● EXERCISE DESCRIPTION
Reproduce the records below exactly, leaving out any pictures.

● Dataset rows describing interfaces
__________

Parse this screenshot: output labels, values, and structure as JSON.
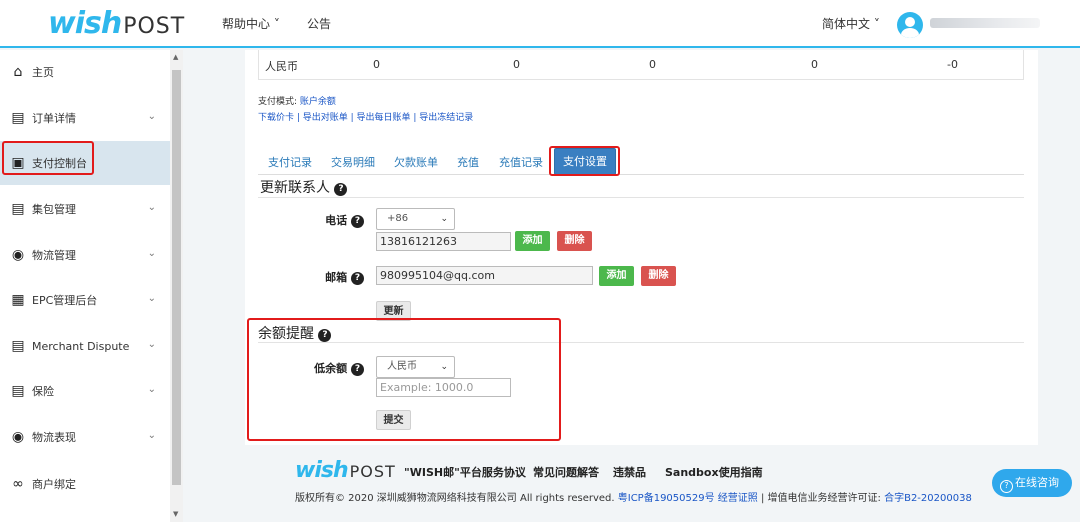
{
  "header": {
    "logo_wish": "wish",
    "logo_post": "POST",
    "help_center": "帮助中心 ˅",
    "notice": "公告",
    "language": "简体中文 ˅",
    "accent": "#2fb7ec"
  },
  "sidebar": {
    "items": [
      {
        "label": "主页",
        "icon": "home-icon"
      },
      {
        "label": "订单详情",
        "icon": "clipboard-icon"
      },
      {
        "label": "支付控制台",
        "icon": "credit-card-icon"
      },
      {
        "label": "集包管理",
        "icon": "clipboard-icon"
      },
      {
        "label": "物流管理",
        "icon": "globe-icon"
      },
      {
        "label": "EPC管理后台",
        "icon": "e-badge-icon"
      },
      {
        "label": "Merchant Dispute",
        "icon": "clipboard-icon"
      },
      {
        "label": "保险",
        "icon": "clipboard-icon"
      },
      {
        "label": "物流表现",
        "icon": "globe-icon"
      },
      {
        "label": "商户绑定",
        "icon": "link-icon"
      }
    ]
  },
  "balance_row": {
    "currency": "人民币",
    "values": [
      "0",
      "0",
      "0",
      "0",
      "-0"
    ]
  },
  "payment": {
    "mode_label": "支付模式: ",
    "mode_value": "账户余额",
    "links": "下载价卡 | 导出对账单 | 导出每日账单 | 导出冻结记录"
  },
  "tabs": [
    "支付记录",
    "交易明细",
    "欠款账单",
    "充值",
    "充值记录",
    "支付设置"
  ],
  "contact": {
    "title": "更新联系人",
    "phone_label": "电话",
    "country_code": "+86",
    "phone_value": "13816121263",
    "add_label": "添加",
    "delete_label": "删除",
    "email_label": "邮箱",
    "email_value": "980995104@qq.com",
    "update_label": "更新"
  },
  "balance_alert": {
    "title": "余额提醒",
    "low_label": "低余额",
    "currency": "人民币",
    "amount_placeholder": "Example: 1000.0",
    "submit_label": "提交"
  },
  "footer": {
    "links": [
      "\"WISH邮\"平台服务协议",
      "常见问题解答",
      "违禁品",
      "Sandbox使用指南"
    ],
    "copyright_prefix": "版权所有© 2020 深圳威狮物流网络科技有限公司 All rights reserved. ",
    "icp": "粤ICP备19050529号 经营证照",
    "license_mid": " | 增值电信业务经营许可证: ",
    "license_value": "合字B2-20200038",
    "chat_label": "在线咨询"
  }
}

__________

● WRITTEN ANSWER
Parse this screenshot: output labels, values, and structure as JSON.
{
  "header": {
    "logo_wish": "wish",
    "logo_post": "POST",
    "help_center": "帮助中心 ˅",
    "notice": "公告",
    "language": "简体中文 ˅",
    "accent": "#2fb7ec"
  },
  "sidebar": {
    "items": [
      {
        "label": "主页",
        "icon": "home-icon"
      },
      {
        "label": "订单详情",
        "icon": "clipboard-icon"
      },
      {
        "label": "支付控制台",
        "icon": "credit-card-icon"
      },
      {
        "label": "集包管理",
        "icon": "clipboard-icon"
      },
      {
        "label": "物流管理",
        "icon": "globe-icon"
      },
      {
        "label": "EPC管理后台",
        "icon": "e-badge-icon"
      },
      {
        "label": "Merchant Dispute",
        "icon": "clipboard-icon"
      },
      {
        "label": "保险",
        "icon": "clipboard-icon"
      },
      {
        "label": "物流表现",
        "icon": "globe-icon"
      },
      {
        "label": "商户绑定",
        "icon": "link-icon"
      }
    ]
  },
  "balance_row": {
    "currency": "人民币",
    "values": [
      "0",
      "0",
      "0",
      "0",
      "-0"
    ]
  },
  "payment": {
    "mode_label": "支付模式: ",
    "mode_value": "账户余额",
    "links": "下载价卡 | 导出对账单 | 导出每日账单 | 导出冻结记录"
  },
  "tabs": [
    "支付记录",
    "交易明细",
    "欠款账单",
    "充值",
    "充值记录",
    "支付设置"
  ],
  "contact": {
    "title": "更新联系人",
    "phone_label": "电话",
    "country_code": "+86",
    "phone_value": "13816121263",
    "add_label": "添加",
    "delete_label": "删除",
    "email_label": "邮箱",
    "email_value": "980995104@qq.com",
    "update_label": "更新"
  },
  "balance_alert": {
    "title": "余额提醒",
    "low_label": "低余额",
    "currency": "人民币",
    "amount_placeholder": "Example: 1000.0",
    "submit_label": "提交"
  },
  "footer": {
    "links": [
      "\"WISH邮\"平台服务协议",
      "常见问题解答",
      "违禁品",
      "Sandbox使用指南"
    ],
    "copyright_prefix": "版权所有© 2020 深圳威狮物流网络科技有限公司 All rights reserved. ",
    "icp": "粤ICP备19050529号 经营证照",
    "license_mid": " | 增值电信业务经营许可证: ",
    "license_value": "合字B2-20200038",
    "chat_label": "在线咨询"
  }
}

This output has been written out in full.